Digital Art Platforms in Therapy

Online platforms and digital tools offer accessible avenues for individuals to engage in art therapy remotely. This is particularly valuable for those who may face barriers to in-person sessions.

Virtual Reality and Immersive Art Experiences

The use of virtual reality in art therapy introduces immersive experiences that can enhance therapeutic outcomes. Virtual environments provide new possibilities for creative expression and psychological exploration.

The Healing Power of Music in Therapeutic Settings

Beyond visual arts, music is a potent therapeutic tool. Analyzing the psychological impact of music and its applications in therapeutic settings broadens the scope of art-based interventions.

Music Therapy for Emotional Expression

Music serves as a non-verbal means of emotional expression. Exploring how different genres and rhythms can elicit specific emotions contributes to the understanding of music therapy.

Rhythmic Entrainment and Stress Reduction

The rhythmic patterns in music have a soothing effect on the nervous system. Incorporating rhythmic entrainment into therapeutic practices can aid in stress reduction and relaxation.

Addressing Trauma Through Art

Art therapy is increasingly recognized as an effective approach to addressing trauma. Examining the role of art in trauma recovery provides insights into its potential as a therapeutic tool.

Art as a Safe Outlet for Trauma Expression

For individuals who have experienced trauma, art provides a safe and non-verbal outlet for expression. The process of creating art can be a vital component of the healing journey.

Symbolism and Narrative in Trauma Recovery

Analyzing the symbolism and narrative elements in art created by trauma survivors offers a window into their experiences. Art becomes a tool for storytelling and reclaiming one’s narrative.


In the intricate tapestry of art and psychology, the therapeutic potential of creative expression is undeniable. As we navigate the complexities of mental health, integrating art-based practices into holistic well-being approaches becomes imperative.

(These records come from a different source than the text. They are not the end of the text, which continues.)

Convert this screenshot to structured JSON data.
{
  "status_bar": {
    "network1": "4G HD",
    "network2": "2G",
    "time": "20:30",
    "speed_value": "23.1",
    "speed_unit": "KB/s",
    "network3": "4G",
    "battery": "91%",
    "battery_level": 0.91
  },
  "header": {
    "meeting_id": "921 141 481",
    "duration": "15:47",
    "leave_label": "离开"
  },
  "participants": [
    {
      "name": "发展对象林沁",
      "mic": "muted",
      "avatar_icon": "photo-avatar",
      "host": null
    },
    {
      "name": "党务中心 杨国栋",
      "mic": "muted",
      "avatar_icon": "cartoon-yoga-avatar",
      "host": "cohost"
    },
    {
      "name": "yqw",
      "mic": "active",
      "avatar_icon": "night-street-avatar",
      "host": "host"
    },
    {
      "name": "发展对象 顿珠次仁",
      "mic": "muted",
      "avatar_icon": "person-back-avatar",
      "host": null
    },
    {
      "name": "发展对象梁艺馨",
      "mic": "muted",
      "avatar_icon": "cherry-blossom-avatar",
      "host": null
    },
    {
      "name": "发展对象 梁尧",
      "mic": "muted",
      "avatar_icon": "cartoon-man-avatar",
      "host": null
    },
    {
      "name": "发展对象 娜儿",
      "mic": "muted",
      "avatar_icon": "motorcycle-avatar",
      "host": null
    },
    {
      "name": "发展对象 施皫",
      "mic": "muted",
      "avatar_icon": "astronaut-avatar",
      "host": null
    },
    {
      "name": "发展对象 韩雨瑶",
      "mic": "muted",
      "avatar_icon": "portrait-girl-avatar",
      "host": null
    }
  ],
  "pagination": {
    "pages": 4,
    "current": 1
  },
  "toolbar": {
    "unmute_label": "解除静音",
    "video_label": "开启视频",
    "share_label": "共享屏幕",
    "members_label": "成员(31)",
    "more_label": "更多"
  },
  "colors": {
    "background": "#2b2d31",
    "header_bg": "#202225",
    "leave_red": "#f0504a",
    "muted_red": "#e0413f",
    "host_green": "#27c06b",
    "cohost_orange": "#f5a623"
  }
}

  1. Is art therapy suitable for everyone?
    • Art therapy can benefit individuals of all ages and backgrounds. However, it may not be suitable for those who are not comfortable with creative expression.
  2. How can I integrate art into my daily routine for mental well-being?
    • Simple activities like doodling, coloring, or listening to music can serve as accessible forms of artistic expression for daily mental health maintenance.
  3. Are there any cultural considerations in art therapy?
    • Yes, cultural backgrounds can influence the therapeutic value of art. It’s essential to consider cultural perspectives when implementing art-based interventions.
  4. What qualifications are required to become an art therapist?
    • Becoming an art therapist typically requires a master’s degree in art therapy or a related field, along with supervised clinical experience.
  5. Can art therapy be used in conjunction with traditional psychotherapy?
    • Yes, art therapy is often integrated into traditional psychotherapy to enhance the therapeutic process and address emotional issues more holistically.